“Both courts may have forcibly assumed the same meaning for the term ‘majority’ even though the context in which it is used, including within the Constitution,are varied.
“At the very least, both courts are guilty of failing to demonstrate an awareness of the contextual nuances in the use of the term ‘majority’ across the Constitution which appears at least 15 times in the Constitution.
“Only an analysis of all these contexts could properly support the finding that the same meaning is intended across the Constitution.”
They further argue against the court’s notion that it was ‘absurdity’ to elect a President with a numerically insignificant share of the votes, for example, 10 percent of the total votes, on the premise that it undermines the notion of majority rule in a democracy.
In its ruling on an appeal of the Constitutional Court judgement that nullified the May 2019 presidential election, the Supreme Court noted a possibility that the highest vote could be as little as 10 percent of votes at the polls.
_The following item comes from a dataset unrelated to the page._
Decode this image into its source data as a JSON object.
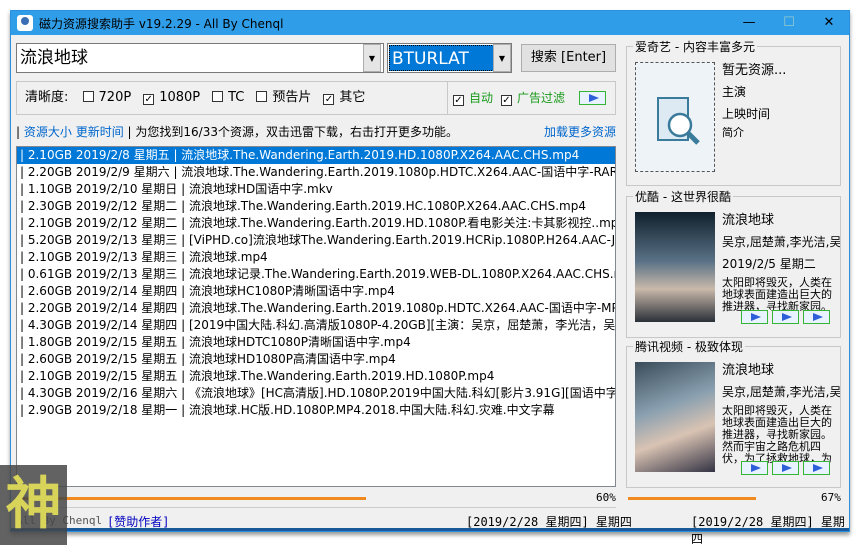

The court said it would be absurd to imagine that 10 percent of the votes at the polls would be said to be majority vote for the election of a person to the high office of President.
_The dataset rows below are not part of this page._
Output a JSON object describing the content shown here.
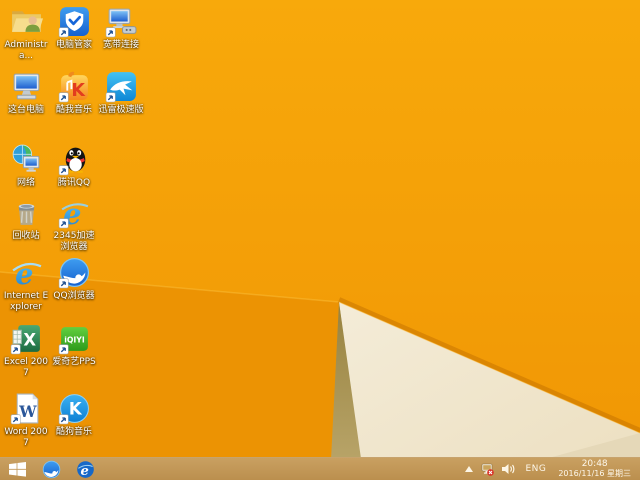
{
  "desktop": {
    "icons": [
      {
        "id": "administrator-folder",
        "label": "Administra...",
        "art": "folder",
        "col": 0,
        "row": 0
      },
      {
        "id": "pc-manager",
        "label": "电脑管家",
        "art": "guanjia",
        "col": 1,
        "row": 0
      },
      {
        "id": "broadband-connection",
        "label": "宽带连接",
        "art": "broadband",
        "col": 2,
        "row": 0
      },
      {
        "id": "this-pc",
        "label": "这台电脑",
        "art": "thispc",
        "col": 0,
        "row": 1
      },
      {
        "id": "kuwo-music",
        "label": "酷我音乐",
        "art": "kuwo",
        "col": 1,
        "row": 1
      },
      {
        "id": "xunlei-speed",
        "label": "迅雷极速版",
        "art": "xunlei",
        "col": 2,
        "row": 1
      },
      {
        "id": "network",
        "label": "网络",
        "art": "network",
        "col": 0,
        "row": 2
      },
      {
        "id": "tencent-qq",
        "label": "腾讯QQ",
        "art": "qq",
        "col": 1,
        "row": 2
      },
      {
        "id": "recycle-bin",
        "label": "回收站",
        "art": "recycle",
        "col": 0,
        "row": 3
      },
      {
        "id": "browser-2345",
        "label": "2345加速浏览器",
        "art": "e2345",
        "col": 1,
        "row": 3
      },
      {
        "id": "internet-explorer",
        "label": "Internet Explorer",
        "art": "ie",
        "col": 0,
        "row": 4
      },
      {
        "id": "qq-browser",
        "label": "QQ浏览器",
        "art": "qqbrowser",
        "col": 1,
        "row": 4
      },
      {
        "id": "excel-2007",
        "label": "Excel 2007",
        "art": "excel",
        "col": 0,
        "row": 5
      },
      {
        "id": "iqiyi-pps",
        "label": "爱奇艺PPS",
        "art": "iqiyi",
        "col": 1,
        "row": 5
      },
      {
        "id": "word-2007",
        "label": "Word 2007",
        "art": "word",
        "col": 0,
        "row": 6
      },
      {
        "id": "kugou-music",
        "label": "酷狗音乐",
        "art": "kugou",
        "col": 1,
        "row": 6
      }
    ]
  },
  "taskbar": {
    "pinned": [
      {
        "id": "qq-browser",
        "art": "tbqq"
      },
      {
        "id": "internet-explorer",
        "art": "tbie"
      }
    ],
    "tray": {
      "language": "ENG",
      "time": "20:48",
      "date": "2016/11/16 星期三"
    }
  },
  "colors": {
    "wallpaper_orange": "#f6a307",
    "wallpaper_wedge": "#ec9303",
    "wallpaper_cream": "#f1e7ce",
    "wallpaper_tan": "#a68f4f",
    "taskbar": "#bf9452"
  }
}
Reads the Supreme Court ruling: “We are in no doubt that the correct meaning to be ascribed to the word ‘majority’ in Section 80 (2) of the Constitution is 50 percent-plus-one votes of the voters who voted in the election.
“It is an interpretation that would not lead to any absurdity in so far as Presidential election under Section 80 (2) of the Constitution is concerned.”
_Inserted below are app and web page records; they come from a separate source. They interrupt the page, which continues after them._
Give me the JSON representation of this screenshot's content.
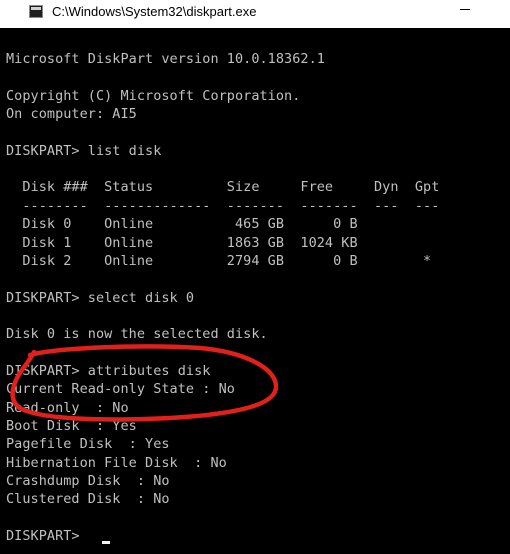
{
  "window": {
    "title": "C:\\Windows\\System32\\diskpart.exe",
    "icon": "console-app-icon",
    "minimize_icon": "minimize-icon"
  },
  "console": {
    "lines": [
      "Microsoft DiskPart version 10.0.18362.1",
      "",
      "Copyright (C) Microsoft Corporation.",
      "On computer: AI5",
      "",
      "DISKPART> list disk",
      "",
      "  Disk ###  Status         Size     Free     Dyn  Gpt",
      "  --------  -------------  -------  -------  ---  ---",
      "  Disk 0    Online          465 GB      0 B",
      "  Disk 1    Online         1863 GB  1024 KB",
      "  Disk 2    Online         2794 GB      0 B        *",
      "",
      "DISKPART> select disk 0",
      "",
      "Disk 0 is now the selected disk.",
      "",
      "DISKPART> attributes disk",
      "Current Read-only State : No",
      "Read-only  : No",
      "Boot Disk  : Yes",
      "Pagefile Disk  : Yes",
      "Hibernation File Disk  : No",
      "Crashdump Disk  : No",
      "Clustered Disk  : No",
      "",
      "DISKPART> "
    ]
  },
  "annotation": {
    "color": "#e0201b",
    "shape": "hand-drawn-ellipse"
  }
}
But the three analysts argue that the interpretation by both courts failed to appreciate that a plurality system is, inherently, not less democratic than a majoritarian system.
The analysis reads: “If the Constitution had intended to create a majoritarian system, this would have been clearly spelt out by including provisions governing a run-off should no candidate attain the stated 50 percent-plus-one majority of votes cast, and not left for conjecture.
“Both courts may also be guilty of usurping Parliament’s legislative function in changing the electoral system because the lapses earlier pointed out suggest an incorrect interpretation of the term ‘majority’.”
They also argue that the change of the electoral system adds another layer of complexity if Parliament failed to pass the run-off provisions and no candidates in future elections attained a 50 percent-plus-one majority of votes during the first round of polls.
This, they say, would create an electoral impasse because the Electoral Commission cannot hold a run-off without any legislative mandate and guidance.
The ‘majority’ question was first determined by the Supreme Court of Appeal in 2000, in the case of Chakuamba and Others v Attorney General and Others.
That time, the court stated that “the meaning to be ascribed to Section 80(2) as presently stated and the context in which that word is used in other parts of the Constitution and having regard to the general purpose of the Constitution can only mean that the word ‘majority’ means ‘a number greater than’ a number achieved by any other candidate.”
But Catholic University of Malawi dean of law John-Gift Mwakhwawa said in an interview the analysis remains an academic opinion and cannot change the determination of the courts.
He said: “I think it is an academic opinion and people are free to express their legal opinions and views. Whether that academic opinion would persuade any court to agree with it, is a different question altogether.
President Lazarus Chakwera of Malawi Congress Party and Vice-President Saulos Chilima of UTM Party dislodged former president Peter Mutharika of Democratic Progressive Party who teamed up with United Democratic Front president Atupele Muluzi in the June 23 2020 Fresh Presidential Election.
The election followed declarations by both the Constitutional Court and Supreme Court, which nullified the May 2019 presidential polls over a plethora of irregularities. Chilima and Chakwera petitioned the court to nullify the election over irregularities, especially in the results management system.